**Task item:**
Leave the pictures out. Return the rest of the listing below exactly.

**Listed entries:**
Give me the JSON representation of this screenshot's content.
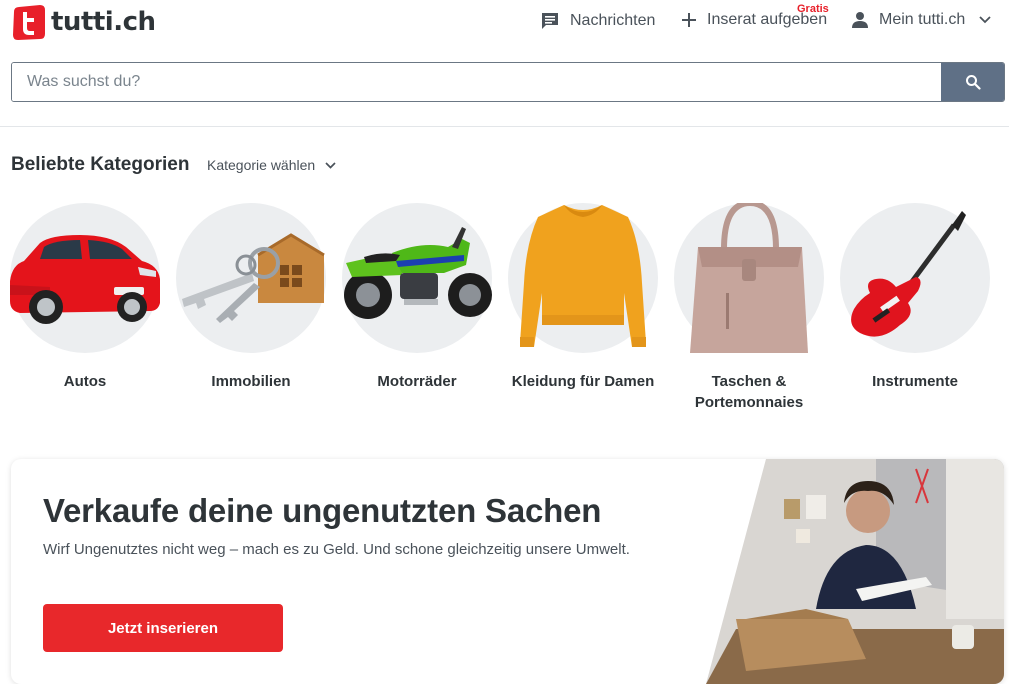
{
  "header": {
    "logo_text": "tutti.ch",
    "nav": {
      "messages": "Nachrichten",
      "post_ad": "Inserat aufgeben",
      "post_ad_badge": "Gratis",
      "account": "Mein tutti.ch"
    }
  },
  "search": {
    "placeholder": "Was suchst du?",
    "value": ""
  },
  "categories": {
    "title": "Beliebte Kategorien",
    "select_label": "Kategorie wählen",
    "items": [
      {
        "label": "Autos",
        "icon": "car-image"
      },
      {
        "label": "Immobilien",
        "icon": "keys-house-image"
      },
      {
        "label": "Motorräder",
        "icon": "motorcycle-image"
      },
      {
        "label": "Kleidung für Damen",
        "icon": "sweater-image"
      },
      {
        "label": "Taschen & Portemonnaies",
        "icon": "handbag-image"
      },
      {
        "label": "Instrumente",
        "icon": "guitar-image"
      }
    ]
  },
  "promo": {
    "title": "Verkaufe deine ungenutzten Sachen",
    "text": "Wirf Ungenutztes nicht weg – mach es zu Geld. Und schone gleichzeitig unsere Umwelt.",
    "button": "Jetzt inserieren"
  },
  "colors": {
    "brand_red": "#e8282b",
    "search_button": "#5f7086",
    "text_dark": "#2e3438"
  }
}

**Solution to the problem:**
Give me the JSON representation of this screenshot's content.
{
  "header": {
    "logo_text": "tutti.ch",
    "nav": {
      "messages": "Nachrichten",
      "post_ad": "Inserat aufgeben",
      "post_ad_badge": "Gratis",
      "account": "Mein tutti.ch"
    }
  },
  "search": {
    "placeholder": "Was suchst du?",
    "value": ""
  },
  "categories": {
    "title": "Beliebte Kategorien",
    "select_label": "Kategorie wählen",
    "items": [
      {
        "label": "Autos",
        "icon": "car-image"
      },
      {
        "label": "Immobilien",
        "icon": "keys-house-image"
      },
      {
        "label": "Motorräder",
        "icon": "motorcycle-image"
      },
      {
        "label": "Kleidung für Damen",
        "icon": "sweater-image"
      },
      {
        "label": "Taschen & Portemonnaies",
        "icon": "handbag-image"
      },
      {
        "label": "Instrumente",
        "icon": "guitar-image"
      }
    ]
  },
  "promo": {
    "title": "Verkaufe deine ungenutzten Sachen",
    "text": "Wirf Ungenutztes nicht weg – mach es zu Geld. Und schone gleichzeitig unsere Umwelt.",
    "button": "Jetzt inserieren"
  },
  "colors": {
    "brand_red": "#e8282b",
    "search_button": "#5f7086",
    "text_dark": "#2e3438"
  }
}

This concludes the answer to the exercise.